My bonk last year had more to do with being on vacation than anything else. We flew in to Boston on a Tuesday, drove to Eastern PA to visit long lost cousins, then back toward Portland, Maine on Friday, to Portland on Saturday, Race on Sunday, drove back to Boston and flew home on Monday. Vacation ended up being irregular hours, not as much sleep as needed and too much fast food because we were hungry and that's what was readily available. Lesson learned - if traveling for a marathon and combining with vacation - do the marathon first and then the vacation. We couldn't do that last year since I needed to be home the next weekend for the Portland, Oregon race.
It was interesting to me that I felt really good through most of the race and was way ahead of my expected pace. I distinctly remember seeing the 22 mile marker, thinking that meant I was almost finished - only 4 miles to go - and then the thought that at my ususal pace that meant I still had an hour to go. Since then, I try to avoid doing that mental math because that's pretty much where the wheels fell off.
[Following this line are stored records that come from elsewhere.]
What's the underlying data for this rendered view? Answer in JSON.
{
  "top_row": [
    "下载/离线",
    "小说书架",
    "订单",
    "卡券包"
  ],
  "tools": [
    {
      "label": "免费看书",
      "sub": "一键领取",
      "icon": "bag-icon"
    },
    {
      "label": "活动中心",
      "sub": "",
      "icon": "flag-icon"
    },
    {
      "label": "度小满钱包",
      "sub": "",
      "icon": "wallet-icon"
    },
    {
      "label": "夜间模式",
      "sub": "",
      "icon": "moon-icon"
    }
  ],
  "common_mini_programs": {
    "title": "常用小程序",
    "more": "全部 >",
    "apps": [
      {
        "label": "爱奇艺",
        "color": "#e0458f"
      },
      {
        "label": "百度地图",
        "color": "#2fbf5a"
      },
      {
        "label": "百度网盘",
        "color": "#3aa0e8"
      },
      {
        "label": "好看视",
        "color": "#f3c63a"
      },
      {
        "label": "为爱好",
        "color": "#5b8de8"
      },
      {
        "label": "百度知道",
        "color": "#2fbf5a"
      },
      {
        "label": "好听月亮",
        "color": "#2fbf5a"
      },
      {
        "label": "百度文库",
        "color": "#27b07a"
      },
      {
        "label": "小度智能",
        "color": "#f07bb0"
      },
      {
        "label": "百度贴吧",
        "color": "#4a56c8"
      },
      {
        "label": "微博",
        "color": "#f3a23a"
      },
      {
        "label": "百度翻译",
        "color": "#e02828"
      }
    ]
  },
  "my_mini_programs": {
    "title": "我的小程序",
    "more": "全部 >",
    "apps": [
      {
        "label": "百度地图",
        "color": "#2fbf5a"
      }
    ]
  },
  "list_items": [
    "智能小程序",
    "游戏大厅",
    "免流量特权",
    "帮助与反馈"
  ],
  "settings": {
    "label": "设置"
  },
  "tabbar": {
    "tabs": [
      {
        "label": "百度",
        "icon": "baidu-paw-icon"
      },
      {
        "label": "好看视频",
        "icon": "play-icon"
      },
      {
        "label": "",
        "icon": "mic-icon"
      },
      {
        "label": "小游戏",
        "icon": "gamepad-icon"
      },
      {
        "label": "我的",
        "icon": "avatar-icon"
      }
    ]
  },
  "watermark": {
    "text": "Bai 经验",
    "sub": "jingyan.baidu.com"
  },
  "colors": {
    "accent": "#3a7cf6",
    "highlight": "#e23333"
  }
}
I was totally amazed that I ended up with an almost 2 minute PR. Had I keep my earlier pace it would have been about a 20 minute PR. Oh well.
This morning was a bit over 5 miles with my training group. I had the HR monitor on, but wasn't paying attention as I was walking with one of the other members and we were chatting about many different things. We are about the same pace for the shorter distances, but I can hold it longer than she can. At the end, my average HR was 107 and highest HR was 124. I'll try the same thing next week at the race and see how it goes.
In the mean time, I'm thinking about what I need to do between the marathon next week and the 50K three weeks later.